Suppose I were to make these two rules:
“Allow TCP Out From IP [my computer] To IP Any Where Source Port Is Any And Destination Port is 80”
“Allow TCP In From IP [my computer] To IP Any Where Source Port Is Any And Destination Port is 80”
How are these two rules different? In each case the IP’s and Ports indicate traffic from my computer to a website or other HTTP server. What purpose does the “In” and “Out” serve that isn’t already established by the other 4 variables?
My point is: “from and to” and “source and destination” already imply direction. But if comodo is supplementing that with “in and out” does that mean comodo does not incorporate direction in the use of “from and to” and “source and destination”? Or is it just a layer of redundancy?
I actually prefer local and remote terminology, but think that adding the in and out helps prevent confusion like your second rule. TCP is a connection oriented protocol, and you can do 2 things: request a connection with another computer, which can either allow or block the connection; and when a connection request comes in from another computer you can either allow or block it. Once a connection is established, datagrams can go both ways, but the connector in a sense has control over the traffic with the connectee. So for out, you are always the source computer, for in, you are always the destination computer. You can’t make another computer take your TCP request as in rule two. A valid form of your second rule, used often, is “block tcp in from any to my computer from port 80 to any”. It doesn’t do much to try to block inputs to your port 80 unless you are an http server, but sometimes the http servers send a bunch of trash to you.

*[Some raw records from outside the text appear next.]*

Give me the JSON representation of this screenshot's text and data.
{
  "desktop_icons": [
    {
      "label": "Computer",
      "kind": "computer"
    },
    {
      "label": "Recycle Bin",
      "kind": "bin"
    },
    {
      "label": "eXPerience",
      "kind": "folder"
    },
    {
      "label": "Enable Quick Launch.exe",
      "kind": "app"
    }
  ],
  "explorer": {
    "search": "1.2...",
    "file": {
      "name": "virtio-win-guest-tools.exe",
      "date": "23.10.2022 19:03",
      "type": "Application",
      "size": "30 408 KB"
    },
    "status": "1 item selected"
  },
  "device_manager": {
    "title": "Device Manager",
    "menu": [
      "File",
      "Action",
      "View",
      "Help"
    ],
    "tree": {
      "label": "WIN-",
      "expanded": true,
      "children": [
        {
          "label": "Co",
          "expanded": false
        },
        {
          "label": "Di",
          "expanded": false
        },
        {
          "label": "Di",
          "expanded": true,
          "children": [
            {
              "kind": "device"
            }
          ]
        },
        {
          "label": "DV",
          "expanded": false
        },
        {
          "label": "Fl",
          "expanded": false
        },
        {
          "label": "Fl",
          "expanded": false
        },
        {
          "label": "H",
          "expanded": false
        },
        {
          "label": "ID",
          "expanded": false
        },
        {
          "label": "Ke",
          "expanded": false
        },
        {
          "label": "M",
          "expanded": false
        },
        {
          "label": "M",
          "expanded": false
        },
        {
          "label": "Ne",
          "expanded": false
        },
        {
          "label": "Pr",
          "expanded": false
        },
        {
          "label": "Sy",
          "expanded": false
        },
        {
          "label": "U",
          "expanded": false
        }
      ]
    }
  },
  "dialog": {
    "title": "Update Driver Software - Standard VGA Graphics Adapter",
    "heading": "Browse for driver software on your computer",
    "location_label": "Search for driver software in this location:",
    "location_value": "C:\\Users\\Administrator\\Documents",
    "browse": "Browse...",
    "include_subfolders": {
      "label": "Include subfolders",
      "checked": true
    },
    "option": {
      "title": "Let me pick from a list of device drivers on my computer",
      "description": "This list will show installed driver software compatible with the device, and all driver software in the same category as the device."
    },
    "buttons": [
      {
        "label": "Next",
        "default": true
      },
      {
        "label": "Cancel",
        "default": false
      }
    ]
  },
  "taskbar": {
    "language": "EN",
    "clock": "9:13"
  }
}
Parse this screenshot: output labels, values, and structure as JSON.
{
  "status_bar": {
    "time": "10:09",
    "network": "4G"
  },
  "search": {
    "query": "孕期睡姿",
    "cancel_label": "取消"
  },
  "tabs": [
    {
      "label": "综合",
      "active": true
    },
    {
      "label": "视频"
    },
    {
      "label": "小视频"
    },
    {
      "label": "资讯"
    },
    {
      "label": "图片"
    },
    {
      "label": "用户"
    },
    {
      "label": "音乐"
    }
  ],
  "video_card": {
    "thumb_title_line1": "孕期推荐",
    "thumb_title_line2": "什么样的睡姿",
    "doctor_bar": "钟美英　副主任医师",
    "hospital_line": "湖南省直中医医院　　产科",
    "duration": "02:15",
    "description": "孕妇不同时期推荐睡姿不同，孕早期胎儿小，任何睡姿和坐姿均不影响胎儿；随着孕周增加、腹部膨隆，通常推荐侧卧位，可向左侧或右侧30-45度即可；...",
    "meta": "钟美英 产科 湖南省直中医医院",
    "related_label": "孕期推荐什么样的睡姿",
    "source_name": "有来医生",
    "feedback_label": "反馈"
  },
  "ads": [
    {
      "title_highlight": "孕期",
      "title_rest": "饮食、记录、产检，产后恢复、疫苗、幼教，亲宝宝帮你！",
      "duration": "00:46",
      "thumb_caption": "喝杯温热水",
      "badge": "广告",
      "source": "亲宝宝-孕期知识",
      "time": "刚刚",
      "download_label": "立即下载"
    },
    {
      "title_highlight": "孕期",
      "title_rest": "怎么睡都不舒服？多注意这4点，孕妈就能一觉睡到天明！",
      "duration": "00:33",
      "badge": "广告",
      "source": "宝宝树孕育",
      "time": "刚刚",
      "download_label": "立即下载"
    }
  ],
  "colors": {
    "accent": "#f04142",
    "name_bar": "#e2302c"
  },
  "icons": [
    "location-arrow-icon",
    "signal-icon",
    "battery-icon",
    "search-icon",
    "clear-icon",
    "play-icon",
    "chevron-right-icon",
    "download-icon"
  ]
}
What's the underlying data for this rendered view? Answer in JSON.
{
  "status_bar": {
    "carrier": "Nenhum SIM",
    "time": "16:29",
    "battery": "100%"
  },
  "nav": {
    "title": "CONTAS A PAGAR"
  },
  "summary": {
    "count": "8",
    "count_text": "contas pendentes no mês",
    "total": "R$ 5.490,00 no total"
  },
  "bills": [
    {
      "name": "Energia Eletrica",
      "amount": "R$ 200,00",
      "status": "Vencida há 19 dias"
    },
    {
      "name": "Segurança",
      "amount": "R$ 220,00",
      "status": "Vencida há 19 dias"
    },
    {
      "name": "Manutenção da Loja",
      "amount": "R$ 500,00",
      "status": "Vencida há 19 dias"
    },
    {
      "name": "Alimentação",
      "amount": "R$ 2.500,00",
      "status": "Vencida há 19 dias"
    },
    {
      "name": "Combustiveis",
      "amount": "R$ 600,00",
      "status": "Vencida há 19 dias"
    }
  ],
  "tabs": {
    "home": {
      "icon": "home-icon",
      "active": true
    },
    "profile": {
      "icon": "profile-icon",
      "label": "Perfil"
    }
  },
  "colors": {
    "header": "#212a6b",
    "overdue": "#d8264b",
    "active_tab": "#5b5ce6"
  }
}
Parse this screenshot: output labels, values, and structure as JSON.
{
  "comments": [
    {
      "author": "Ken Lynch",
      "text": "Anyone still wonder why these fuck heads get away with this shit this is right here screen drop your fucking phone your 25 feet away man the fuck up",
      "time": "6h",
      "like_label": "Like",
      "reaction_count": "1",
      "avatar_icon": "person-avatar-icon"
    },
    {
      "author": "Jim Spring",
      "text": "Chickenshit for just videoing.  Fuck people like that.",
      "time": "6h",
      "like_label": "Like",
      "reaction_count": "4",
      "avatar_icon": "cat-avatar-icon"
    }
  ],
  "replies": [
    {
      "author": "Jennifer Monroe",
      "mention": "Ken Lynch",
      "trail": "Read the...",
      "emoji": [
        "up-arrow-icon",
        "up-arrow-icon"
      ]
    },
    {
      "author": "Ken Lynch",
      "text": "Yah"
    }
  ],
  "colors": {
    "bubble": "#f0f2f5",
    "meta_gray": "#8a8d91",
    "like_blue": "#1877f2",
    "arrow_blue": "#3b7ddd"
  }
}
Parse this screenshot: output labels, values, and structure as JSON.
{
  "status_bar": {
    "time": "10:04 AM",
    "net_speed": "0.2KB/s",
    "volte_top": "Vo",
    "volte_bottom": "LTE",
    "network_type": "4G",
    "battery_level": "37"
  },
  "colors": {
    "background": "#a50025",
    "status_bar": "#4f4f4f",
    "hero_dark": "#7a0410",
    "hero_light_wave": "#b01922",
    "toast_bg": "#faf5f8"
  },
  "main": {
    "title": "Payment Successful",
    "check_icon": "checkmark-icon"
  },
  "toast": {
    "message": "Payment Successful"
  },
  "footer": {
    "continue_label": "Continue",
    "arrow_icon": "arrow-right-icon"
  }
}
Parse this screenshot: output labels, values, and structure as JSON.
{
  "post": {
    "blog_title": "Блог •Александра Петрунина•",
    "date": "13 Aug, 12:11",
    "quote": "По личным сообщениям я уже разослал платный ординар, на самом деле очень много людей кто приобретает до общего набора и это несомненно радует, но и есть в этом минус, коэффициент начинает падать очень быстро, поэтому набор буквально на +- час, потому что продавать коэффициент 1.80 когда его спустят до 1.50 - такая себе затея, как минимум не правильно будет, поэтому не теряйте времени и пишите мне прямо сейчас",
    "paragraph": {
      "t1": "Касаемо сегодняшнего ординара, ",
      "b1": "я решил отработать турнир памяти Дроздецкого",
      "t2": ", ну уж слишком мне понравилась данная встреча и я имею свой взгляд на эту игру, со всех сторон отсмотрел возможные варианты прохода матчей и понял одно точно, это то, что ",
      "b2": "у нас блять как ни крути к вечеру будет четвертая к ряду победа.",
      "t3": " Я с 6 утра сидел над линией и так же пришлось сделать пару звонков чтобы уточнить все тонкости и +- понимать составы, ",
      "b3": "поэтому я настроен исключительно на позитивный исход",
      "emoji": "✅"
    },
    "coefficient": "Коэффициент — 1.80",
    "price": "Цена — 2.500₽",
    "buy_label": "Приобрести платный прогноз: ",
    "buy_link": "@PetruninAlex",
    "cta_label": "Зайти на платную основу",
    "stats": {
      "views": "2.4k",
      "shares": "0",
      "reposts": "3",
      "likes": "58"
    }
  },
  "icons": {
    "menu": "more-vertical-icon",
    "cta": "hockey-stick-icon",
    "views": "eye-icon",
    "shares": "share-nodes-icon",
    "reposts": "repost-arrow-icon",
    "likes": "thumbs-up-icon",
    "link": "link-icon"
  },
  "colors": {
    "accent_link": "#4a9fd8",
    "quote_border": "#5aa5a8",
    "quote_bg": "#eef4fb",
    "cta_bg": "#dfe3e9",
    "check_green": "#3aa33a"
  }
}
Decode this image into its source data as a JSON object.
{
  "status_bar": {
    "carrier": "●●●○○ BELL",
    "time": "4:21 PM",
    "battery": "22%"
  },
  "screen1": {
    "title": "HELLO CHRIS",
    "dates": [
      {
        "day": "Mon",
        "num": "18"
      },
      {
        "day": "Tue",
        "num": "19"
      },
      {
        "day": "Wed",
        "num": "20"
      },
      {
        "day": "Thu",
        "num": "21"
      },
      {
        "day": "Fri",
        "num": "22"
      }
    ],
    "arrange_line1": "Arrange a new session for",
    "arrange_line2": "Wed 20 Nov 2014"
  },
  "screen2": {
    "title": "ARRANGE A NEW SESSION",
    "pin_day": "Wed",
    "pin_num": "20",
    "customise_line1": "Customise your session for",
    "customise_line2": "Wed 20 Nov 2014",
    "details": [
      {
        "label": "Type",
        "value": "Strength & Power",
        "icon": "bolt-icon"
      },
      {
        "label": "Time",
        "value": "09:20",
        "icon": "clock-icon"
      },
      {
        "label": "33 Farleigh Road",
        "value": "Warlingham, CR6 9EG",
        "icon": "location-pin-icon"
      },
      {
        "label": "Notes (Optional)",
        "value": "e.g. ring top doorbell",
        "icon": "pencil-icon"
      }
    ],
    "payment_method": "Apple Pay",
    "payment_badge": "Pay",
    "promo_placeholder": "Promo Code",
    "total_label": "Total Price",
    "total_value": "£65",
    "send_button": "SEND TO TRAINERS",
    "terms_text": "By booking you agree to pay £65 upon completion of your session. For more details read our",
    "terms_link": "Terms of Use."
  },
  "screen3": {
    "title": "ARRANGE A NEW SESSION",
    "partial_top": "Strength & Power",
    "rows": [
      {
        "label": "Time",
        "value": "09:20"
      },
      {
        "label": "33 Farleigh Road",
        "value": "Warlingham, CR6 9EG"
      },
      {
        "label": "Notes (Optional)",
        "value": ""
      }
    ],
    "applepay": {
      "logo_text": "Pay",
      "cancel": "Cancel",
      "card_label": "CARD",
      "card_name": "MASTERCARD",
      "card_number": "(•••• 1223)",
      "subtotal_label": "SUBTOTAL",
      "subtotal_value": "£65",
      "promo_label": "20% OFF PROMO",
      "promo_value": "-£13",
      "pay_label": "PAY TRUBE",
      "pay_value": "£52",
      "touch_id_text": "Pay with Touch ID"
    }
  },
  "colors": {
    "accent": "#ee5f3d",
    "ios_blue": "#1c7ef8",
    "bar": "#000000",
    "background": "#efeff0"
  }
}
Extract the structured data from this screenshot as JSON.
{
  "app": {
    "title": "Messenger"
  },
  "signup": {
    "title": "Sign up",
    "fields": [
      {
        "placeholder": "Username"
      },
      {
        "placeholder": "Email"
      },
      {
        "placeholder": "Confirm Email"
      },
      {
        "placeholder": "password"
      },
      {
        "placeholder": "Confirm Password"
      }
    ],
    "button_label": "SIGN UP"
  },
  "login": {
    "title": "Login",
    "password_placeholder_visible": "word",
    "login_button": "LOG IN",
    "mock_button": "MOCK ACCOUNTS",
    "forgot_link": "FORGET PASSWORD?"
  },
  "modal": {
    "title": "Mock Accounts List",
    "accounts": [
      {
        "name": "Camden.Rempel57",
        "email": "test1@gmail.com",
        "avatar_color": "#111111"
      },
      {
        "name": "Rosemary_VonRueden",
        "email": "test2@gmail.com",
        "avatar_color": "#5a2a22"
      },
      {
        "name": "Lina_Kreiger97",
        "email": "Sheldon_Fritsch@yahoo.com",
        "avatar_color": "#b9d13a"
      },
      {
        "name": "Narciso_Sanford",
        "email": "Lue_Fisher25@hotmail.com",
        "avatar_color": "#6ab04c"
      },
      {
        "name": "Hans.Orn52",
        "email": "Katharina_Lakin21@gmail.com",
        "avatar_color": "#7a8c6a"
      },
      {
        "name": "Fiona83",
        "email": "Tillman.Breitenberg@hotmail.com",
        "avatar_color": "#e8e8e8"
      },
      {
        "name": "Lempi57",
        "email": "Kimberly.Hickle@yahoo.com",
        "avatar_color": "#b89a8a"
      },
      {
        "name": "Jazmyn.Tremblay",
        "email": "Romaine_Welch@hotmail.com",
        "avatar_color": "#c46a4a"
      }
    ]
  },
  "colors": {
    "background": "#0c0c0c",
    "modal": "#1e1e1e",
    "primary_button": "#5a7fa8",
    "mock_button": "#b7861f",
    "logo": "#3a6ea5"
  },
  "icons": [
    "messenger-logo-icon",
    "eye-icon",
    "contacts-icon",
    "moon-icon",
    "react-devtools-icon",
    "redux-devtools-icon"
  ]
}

Now if you allow tcp in/out, things get a little confused again-thus my preference for local and remote. And just grit your teeth when allowing TCP/UDP and remember that ports only apply to TCP. But you get used to the Comodo syntax after a bit.